tray flap with the plaintiff’s hands still attached,
repeatedly attempting to force the hatch close[d], causing
serious skin lacerations and swelling of the hands and
wrists.” (Doc. 11 at 3-4). Plaintiff claims that
Defendant was “using all his might in attempt to either
break [his] arms and wrists or make him hurt bad enough to
remove his extremities” from the tray flap. (Doc. 27 at
4). When Defendant could not get the flap to close, he told
Plaintiff that he would leave the cell flap open temporarily
because no other inmate was to be out of his cell at the
time. (Doc. 16-2 at ¶ 28). The record does not indicate
whether or how Defendant was able to ultimately close
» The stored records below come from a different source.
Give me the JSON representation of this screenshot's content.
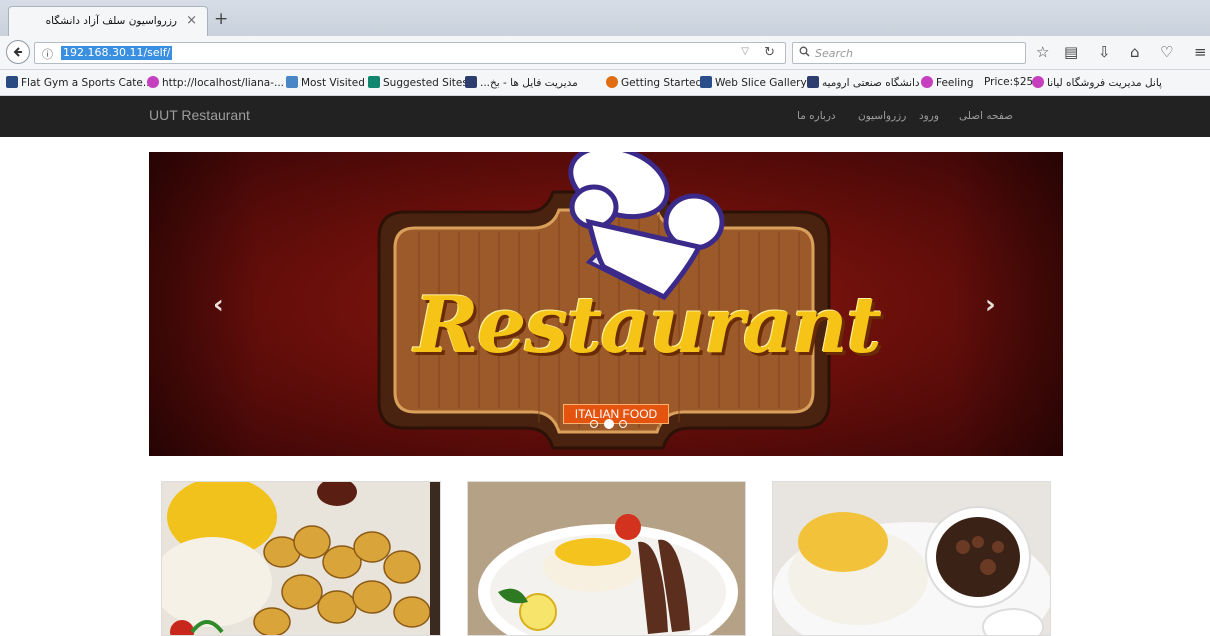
{
  "browser": {
    "tab": {
      "title": "رزرواسیون سلف آزاد دانشگاه",
      "close": "×"
    },
    "new_tab": "+",
    "url": "192.168.30.11/self/",
    "search_placeholder": "Search",
    "toolbar_icons": [
      "star-icon",
      "reading-list-icon",
      "download-icon",
      "home-icon",
      "pocket-icon",
      "menu-icon"
    ]
  },
  "bookmarks": [
    "Flat Gym a Sports Cate...",
    "http://localhost/liana-...",
    "Most Visited",
    "Suggested Sites",
    "...مدیریت فایل ها - بخ",
    "Getting Started",
    "Web Slice Gallery",
    "دانشگاه صنعتی ارومیه",
    "Feeling",
    "Price:$25",
    "پانل مدیریت فروشگاه لیانا"
  ],
  "site": {
    "brand": "UUT Restaurant",
    "menu": [
      "صفحه اصلی",
      "ورود",
      "رزرواسیون",
      "درباره ما"
    ]
  },
  "carousel": {
    "headline": "Restaurant",
    "tagline": "ITALIAN FOOD",
    "prev": "‹",
    "next": "›",
    "slides_count": 3,
    "active_index": 1
  },
  "colors": {
    "navbar": "#222222",
    "menu_text": "#9d9d9d",
    "carousel_bg": "#7a1410",
    "headline_yellow": "#f6c416",
    "tagline_bg": "#e5540f"
  }
}
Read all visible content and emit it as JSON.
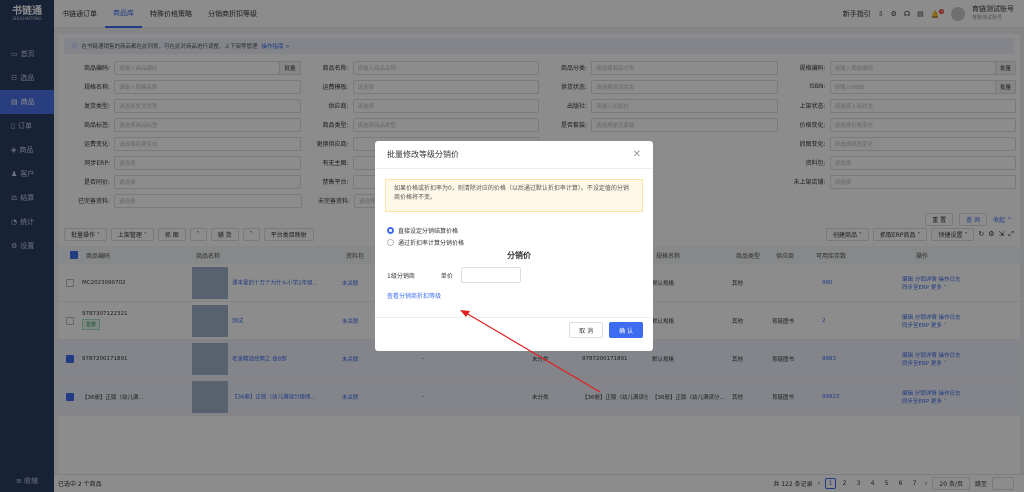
{
  "sidebar": {
    "logo": "书链通",
    "logo_sub": "SHULIANTONG",
    "items": [
      {
        "label": "首页"
      },
      {
        "label": "选品"
      },
      {
        "label": "商品"
      },
      {
        "label": "订单"
      },
      {
        "label": "商品"
      },
      {
        "label": "客户"
      },
      {
        "label": "结算"
      },
      {
        "label": "统计"
      },
      {
        "label": "设置"
      }
    ],
    "bottom": "≡ 收缩"
  },
  "topbar": {
    "tabs": [
      "书链通订单",
      "商品库",
      "特殊价格策略",
      "分销商折扣等级"
    ],
    "guide": "新手指引",
    "user_name": "育链测试账号",
    "user_sub": "育链测试账号",
    "badge": "9"
  },
  "notice": {
    "text": "在书链通销售的商品都在此列表，可在此对商品进行调整、上下架等管理",
    "link": "操作指南 >"
  },
  "filters": [
    [
      {
        "label": "商品编码:",
        "ph": "请输入商品编码",
        "btn": "批量"
      },
      {
        "label": "商品名称:",
        "ph": "请输入商品名称"
      },
      {
        "label": "商品分类:",
        "ph": "请选择商品分类"
      },
      {
        "label": "规格编码:",
        "ph": "请输入规格编码",
        "btn": "批量"
      }
    ],
    [
      {
        "label": "规格名称:",
        "ph": "请输入规格名称"
      },
      {
        "label": "运费模板:",
        "ph": "请选择"
      },
      {
        "label": "供货状态:",
        "ph": "请选择供货状态"
      },
      {
        "label": "ISBN:",
        "ph": "请输入ISBN",
        "btn": "批量"
      }
    ],
    [
      {
        "label": "发货类型:",
        "ph": "请选择发货类型"
      },
      {
        "label": "供应商:",
        "ph": "请选择"
      },
      {
        "label": "出版社:",
        "ph": "请输入出版社"
      },
      {
        "label": "上架状态:",
        "ph": "请选择上架状态"
      }
    ],
    [
      {
        "label": "商品标签:",
        "ph": "请选择商品标签"
      },
      {
        "label": "商品类型:",
        "ph": "请选择商品类型"
      },
      {
        "label": "是否套装:",
        "ph": "请选择是否套装"
      },
      {
        "label": "价格变化:",
        "ph": "请选择价格变化"
      }
    ],
    [
      {
        "label": "运费变化:",
        "ph": "请选择运费变化"
      },
      {
        "label": "更换供应商:",
        "ph": ""
      },
      {
        "label": "",
        "ph": ""
      },
      {
        "label": "抓图变化:",
        "ph": "请选择抓图变化"
      }
    ],
    [
      {
        "label": "同步ERP:",
        "ph": "请选择"
      },
      {
        "label": "有无主图:",
        "ph": ""
      },
      {
        "label": "",
        "ph": ""
      },
      {
        "label": "资料包:",
        "ph": "请选择"
      }
    ],
    [
      {
        "label": "是否同价:",
        "ph": "请选择"
      },
      {
        "label": "禁售平台:",
        "ph": ""
      },
      {
        "label": "",
        "ph": ""
      },
      {
        "label": "未上架店铺:",
        "ph": "请选择"
      }
    ],
    [
      {
        "label": "已完善资料:",
        "ph": "请选择"
      },
      {
        "label": "未完善资料:",
        "ph": "请选择"
      }
    ]
  ],
  "filter_actions": {
    "reset": "重 置",
    "search": "查 询",
    "collapse": "收起 ^"
  },
  "actions_left": [
    "批量操作 ˅",
    "上架管理 ˅",
    "抓 图",
    "˅",
    "辅 货",
    "˅",
    "平台类目映射"
  ],
  "actions_right": [
    "创建商品 ˅",
    "抓取ERP商品 ˅",
    "快捷设置 ˅"
  ],
  "table": {
    "headers": [
      "商品编码",
      "商品名称",
      "资料包",
      "",
      "",
      "",
      "规格名称",
      "商品类型",
      "供应商",
      "可用库存数",
      "",
      "操作"
    ],
    "rows": [
      {
        "code": "MC2023090702",
        "name": "课本里的十万个为什么小学2年级...",
        "pkg": "未关联",
        "cat": "",
        "spec": "默认规格",
        "type": "其他",
        "supplier": "",
        "stock": "980",
        "ops": "编辑  分销详情  操作日志",
        "ops2": "同步至ERP  更多 ˅",
        "selected": false,
        "tag": ""
      },
      {
        "code": "9787307122321",
        "name": "测试",
        "pkg": "未关联",
        "cat": "",
        "spec": "默认规格",
        "type": "其他",
        "supplier": "育链图书",
        "stock": "2",
        "ops": "编辑  分销详情  操作日志",
        "ops2": "同步至ERP  更多 ˅",
        "selected": false,
        "tag": "售罄"
      },
      {
        "code": "9787200171891",
        "name": "老舍精选经典之 金8部",
        "pkg": "未关联",
        "dash": "-",
        "dash2": "-",
        "cat": "未分类",
        "isbn": "9787200171891",
        "spec": "默认规格",
        "type": "其他",
        "supplier": "育链图书",
        "stock": "9983",
        "ops": "编辑  分销详情  操作日志",
        "ops2": "同步至ERP  更多 ˅",
        "selected": true,
        "tag": ""
      },
      {
        "code": "【36册】正版（幼儿满...",
        "name": "【36册】正版（幼儿满读分级阅...",
        "pkg": "未关联",
        "dash": "-",
        "dash2": "-",
        "cat": "未分类",
        "isbn": "【36册】正版（幼儿满读分级...",
        "spec": "【36册】正版（幼儿满读分...",
        "type": "其他",
        "supplier": "育链图书",
        "stock": "99923",
        "ops": "编辑  分销详情  操作日志",
        "ops2": "同步至ERP  更多 ˅",
        "selected": true,
        "tag": ""
      }
    ]
  },
  "footer": {
    "selected": "已选中 2 个商品",
    "total": "共 122 条记录",
    "pages": [
      "1",
      "2",
      "3",
      "4",
      "5",
      "6",
      "7"
    ],
    "per_page": "20 条/页",
    "jump": "跳至"
  },
  "modal": {
    "title": "批量修改等级分销价",
    "warning": "如果价格或折扣率为0，则清除对应的价格（以后通过默认折扣率计算）。不设定值的分销商价格将不变。",
    "opt1": "直接设定分销结算价格",
    "opt2": "通过折扣率计算分销价格",
    "section": "分销价",
    "level": "1级分销商",
    "unit": "单价",
    "link": "查看分销商折扣等级",
    "cancel": "取 消",
    "ok": "确 认"
  }
}
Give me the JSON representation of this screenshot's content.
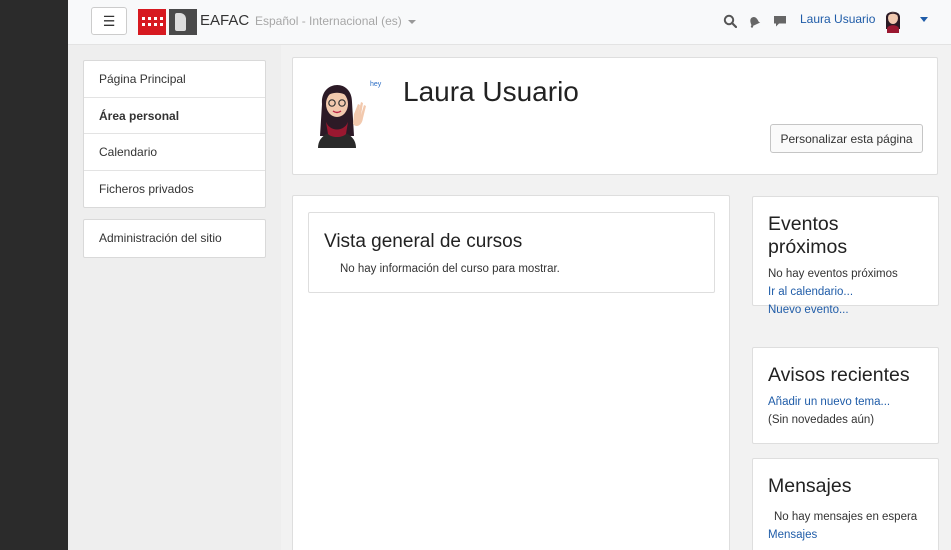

Plaintiff’s cell flap door.
facts, construed in the light most favorable to Plaintiff, do
not demonstrate a violation of a clearly established
constitutional right sufficient to overcome summary judgment.
A right is clearly established when its contours are
“sufficiently definite that any reasonable official in
the defendant’s shoes would have understood that he was
violating it.” Singletary v. Vargas, 804 F.3d
1174, 1184 (11th Cir. 2015) (internal quotation marks and
citation omitted). “A right may be clearly established
for qualified immunity purposes in one of three ways: (1)
case law with indistinguishable facts clearly establishing
the constitutional right . . . ; (2) a broad statement of
principle within the Constitution, statute, or case law that
clearly establishes a constitutional right . . . ; or (3)
conduct so egregious that a constitutional right was clearly
violated, even in the total absence of case law.”
Lewis v. City of West Palm Beach, Fla., 561 F.3d
1288, 1291-92 (11th Cir. 2009). For purposes of the first and
second methods, “[i]n this circuit, the law can be
‘clearly established’ for qualified immunity
purposes only by decisions of the U.S. Supreme Court,
Eleventh Circuit Court of Appeals, or the highest court of
the state where the case arose.” Jenkins by Hall v.
Talladega City Bd. of Educ., 115 F.3d 821, 826 n.4 (11th
has not cited, and the court has not located, case law with
indistinguishable facts clearly establishing a constitutional
right, and the court finds that Defendant’s actions are
not so egregious that a constitutional right was clearly
violated in the absence of analogous case law. ...